Wiles ready to sit on the bench
Ladd Wiles was quick to announce his candidacy for Position 4 on the Yamhill County Circuit Court bench in the Tuesday, May 20 primary election.
The local deputy district attorney stepped forward last September, on the first day candidates could file for the office being vacated by Cal Tichenor, who is retiring Dec. 31.
Wiles will be opposed by McMinnville defense attorney and former Yamhill County Deputy District Attorney Mark Lawrence, who announced his intention one day before the March 11 filing deadline.
In order to claim the seat outright, one of the candidates must secure a majority of the votes cast next month. Otherwise, they’ll meet again in the November general election.
A major part of Wiles’ campaign strategy was to immediately file for office and make his intentions known.
“I knew when the day was,” Wiles said. “I was watching for that day. I had my objectives planned out.”
Wiles said many prosecutors advance to the bench.
Presiding Yamhill County Judge John Collins is a former local district attorney. Cynthia Easterday is a former deputy district attorney. Tichenor, who also worked as a deputy district attorney, prosecuted the high profile Lacy Robancho murder case. She died in April 1998 at the hands of Jeffrey Sparks, now on Death Row at the Oregon State Prison. Collins presided over the trial.

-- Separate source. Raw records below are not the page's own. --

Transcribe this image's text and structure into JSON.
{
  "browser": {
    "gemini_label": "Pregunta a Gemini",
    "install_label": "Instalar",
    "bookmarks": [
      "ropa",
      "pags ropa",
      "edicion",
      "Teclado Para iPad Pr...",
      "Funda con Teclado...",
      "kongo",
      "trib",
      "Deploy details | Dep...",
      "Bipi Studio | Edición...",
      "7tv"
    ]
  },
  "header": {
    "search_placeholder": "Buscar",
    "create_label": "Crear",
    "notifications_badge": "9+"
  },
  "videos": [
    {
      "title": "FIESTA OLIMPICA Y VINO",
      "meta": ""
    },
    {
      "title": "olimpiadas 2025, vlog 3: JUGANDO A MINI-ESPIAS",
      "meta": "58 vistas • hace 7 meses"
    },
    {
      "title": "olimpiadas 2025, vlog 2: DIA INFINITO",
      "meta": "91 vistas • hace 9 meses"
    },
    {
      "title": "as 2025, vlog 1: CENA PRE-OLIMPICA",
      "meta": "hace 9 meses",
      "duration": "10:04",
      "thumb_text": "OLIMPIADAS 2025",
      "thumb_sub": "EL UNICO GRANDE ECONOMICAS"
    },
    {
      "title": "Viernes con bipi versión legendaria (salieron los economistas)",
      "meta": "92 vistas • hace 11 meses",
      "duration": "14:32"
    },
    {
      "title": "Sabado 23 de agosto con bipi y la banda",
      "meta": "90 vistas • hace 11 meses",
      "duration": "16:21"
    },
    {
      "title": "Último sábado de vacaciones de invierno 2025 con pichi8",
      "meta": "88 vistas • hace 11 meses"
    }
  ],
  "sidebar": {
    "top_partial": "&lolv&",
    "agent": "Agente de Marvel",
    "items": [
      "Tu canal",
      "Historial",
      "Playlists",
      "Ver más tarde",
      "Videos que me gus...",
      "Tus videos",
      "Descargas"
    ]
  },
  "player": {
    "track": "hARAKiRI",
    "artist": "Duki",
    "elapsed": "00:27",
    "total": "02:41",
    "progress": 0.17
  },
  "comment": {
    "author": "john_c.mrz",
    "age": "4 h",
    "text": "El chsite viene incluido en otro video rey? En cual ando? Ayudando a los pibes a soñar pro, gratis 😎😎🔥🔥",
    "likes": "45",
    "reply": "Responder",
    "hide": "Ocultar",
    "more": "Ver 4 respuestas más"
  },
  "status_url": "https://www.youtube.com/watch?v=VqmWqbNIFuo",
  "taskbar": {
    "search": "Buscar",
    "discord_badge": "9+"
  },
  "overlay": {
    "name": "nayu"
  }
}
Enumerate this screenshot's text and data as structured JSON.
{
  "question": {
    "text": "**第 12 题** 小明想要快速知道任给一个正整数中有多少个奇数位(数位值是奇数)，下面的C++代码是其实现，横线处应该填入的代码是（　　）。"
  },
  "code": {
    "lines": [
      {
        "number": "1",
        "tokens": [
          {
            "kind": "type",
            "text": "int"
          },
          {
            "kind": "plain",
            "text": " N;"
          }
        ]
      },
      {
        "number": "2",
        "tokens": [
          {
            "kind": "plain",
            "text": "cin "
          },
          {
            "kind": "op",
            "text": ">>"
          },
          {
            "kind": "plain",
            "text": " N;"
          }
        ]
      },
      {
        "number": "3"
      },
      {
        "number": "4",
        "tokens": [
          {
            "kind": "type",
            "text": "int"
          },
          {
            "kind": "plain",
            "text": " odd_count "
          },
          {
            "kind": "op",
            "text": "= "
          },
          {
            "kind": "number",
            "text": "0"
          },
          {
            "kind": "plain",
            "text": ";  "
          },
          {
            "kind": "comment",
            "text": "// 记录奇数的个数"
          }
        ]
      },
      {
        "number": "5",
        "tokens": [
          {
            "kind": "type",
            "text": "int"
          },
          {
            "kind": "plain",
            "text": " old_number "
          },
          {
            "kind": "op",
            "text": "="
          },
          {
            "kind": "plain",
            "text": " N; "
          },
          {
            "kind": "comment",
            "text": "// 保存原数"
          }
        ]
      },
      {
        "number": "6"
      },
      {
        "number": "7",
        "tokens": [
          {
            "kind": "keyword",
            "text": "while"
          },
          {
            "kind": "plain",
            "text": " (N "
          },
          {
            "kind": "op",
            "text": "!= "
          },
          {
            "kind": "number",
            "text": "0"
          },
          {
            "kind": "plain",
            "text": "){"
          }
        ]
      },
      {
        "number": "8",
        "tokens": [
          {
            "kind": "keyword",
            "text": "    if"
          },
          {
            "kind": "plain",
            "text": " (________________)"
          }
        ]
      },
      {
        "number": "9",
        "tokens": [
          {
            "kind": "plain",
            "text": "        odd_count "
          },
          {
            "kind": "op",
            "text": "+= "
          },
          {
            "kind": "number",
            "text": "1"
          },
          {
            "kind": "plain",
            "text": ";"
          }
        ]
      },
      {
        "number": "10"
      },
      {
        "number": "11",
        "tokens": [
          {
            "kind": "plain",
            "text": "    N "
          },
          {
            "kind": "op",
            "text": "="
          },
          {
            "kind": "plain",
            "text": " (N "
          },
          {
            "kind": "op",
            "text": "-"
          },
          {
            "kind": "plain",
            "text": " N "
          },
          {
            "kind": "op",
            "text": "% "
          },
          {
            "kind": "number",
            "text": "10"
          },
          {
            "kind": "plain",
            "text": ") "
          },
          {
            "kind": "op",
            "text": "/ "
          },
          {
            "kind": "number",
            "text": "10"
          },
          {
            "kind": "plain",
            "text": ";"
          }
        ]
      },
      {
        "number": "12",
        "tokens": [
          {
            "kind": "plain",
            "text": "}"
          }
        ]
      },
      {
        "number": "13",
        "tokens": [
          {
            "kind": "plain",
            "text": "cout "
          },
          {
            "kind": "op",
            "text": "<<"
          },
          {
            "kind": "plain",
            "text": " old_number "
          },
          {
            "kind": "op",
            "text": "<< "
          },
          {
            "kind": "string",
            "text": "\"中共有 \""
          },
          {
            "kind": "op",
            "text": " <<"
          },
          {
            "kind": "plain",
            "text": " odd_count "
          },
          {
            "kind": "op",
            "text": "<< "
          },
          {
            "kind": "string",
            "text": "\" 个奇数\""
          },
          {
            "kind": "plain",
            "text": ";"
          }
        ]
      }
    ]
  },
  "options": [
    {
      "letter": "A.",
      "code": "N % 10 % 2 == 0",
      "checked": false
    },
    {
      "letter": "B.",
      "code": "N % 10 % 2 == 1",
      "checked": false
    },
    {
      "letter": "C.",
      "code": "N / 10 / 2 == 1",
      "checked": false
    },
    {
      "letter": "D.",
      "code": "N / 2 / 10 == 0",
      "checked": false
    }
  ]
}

“Prosecutors become so familiar with the court process,” Wiles said. “You see it every day. I think it’s a natural progression, from being a prosecutor to being a judge.
“I’ve always thought, ‘That could be me, that should be me. I should be on the bench, making positive decisions.’”
Wiles and his wife, U.S. Attorney Amanda Marshall, live in McMinnville with their three sons. Wiles said Yamhill County has been a wonderful place to live.
One reason he wants to be a judge is to serve the community.
“Strong courtrooms can make strong communities,” Wiles said. “As a prosecutor, I have a good foundation for protecting and serving the interests of the public. I have contact with citizens.”
He continued, “What happens in court can make a difference in a community ... a positive difference. I have the experience, judgment and legal knowledge to make a strong contribution.”
After passing the Oregon bar exam, Wiles entered private practice in Coos Bay, then joined the Coos County District Attorney’s Office a year later.
After three years, Wiles left to take a job on the legal staff of Mericom Corp., a wireless consulting firm in Wilsonville. Missing courtroom work, he became a deputy district attorney in Polk, then in Yamhill County.
“I have the experience to do the job and do it well,” Wiles said. He has prosecuted cases from petty theft to murder.
He was lead prosecutor during the recent Xavier Wolfgang murder trial. The defendant was found guilty and sentenced to life in prison for killing a Tigard man on the victims rural Sheridan property.
Wiles pointed to his experience in the areas of child support enforcement, juvenile cases, post-conviction release and civil cases, in addition to a period of time in which he was in private practice.
“No one can say they’ve done it all, but I have a broad range of experience, a good range,” Wiles said.
He said it has all led him to understand that a judge has to make fair and impartial decisions, treat defendants and victims with dignity, listen to both sides of a story and rule, knowing the law will prevail every time.
“I am willing to listen to both sides and give everyone a fair shake,” Wiles said.
He describes himself as a fair and ethical individual, with a rationality that is expressed with the proper temperament.
Born in Salem, Wiles attended Salem schools through his freshman year at Sprague High, then graduated from Churchill High, after his parents moved to Eugene.
He earned a bachelor’s degree in political science at the University of Oregon, then enrolled at the Northwestern University School of Law at Lewis & Clark College in Portland.
Wiles has good memories of being on the high school debate team for four years and debating in college for four years. Experience as a debater convinced him that law school was in his future. He said he expected to be a lawyer, and beyond that, a trial lawyer.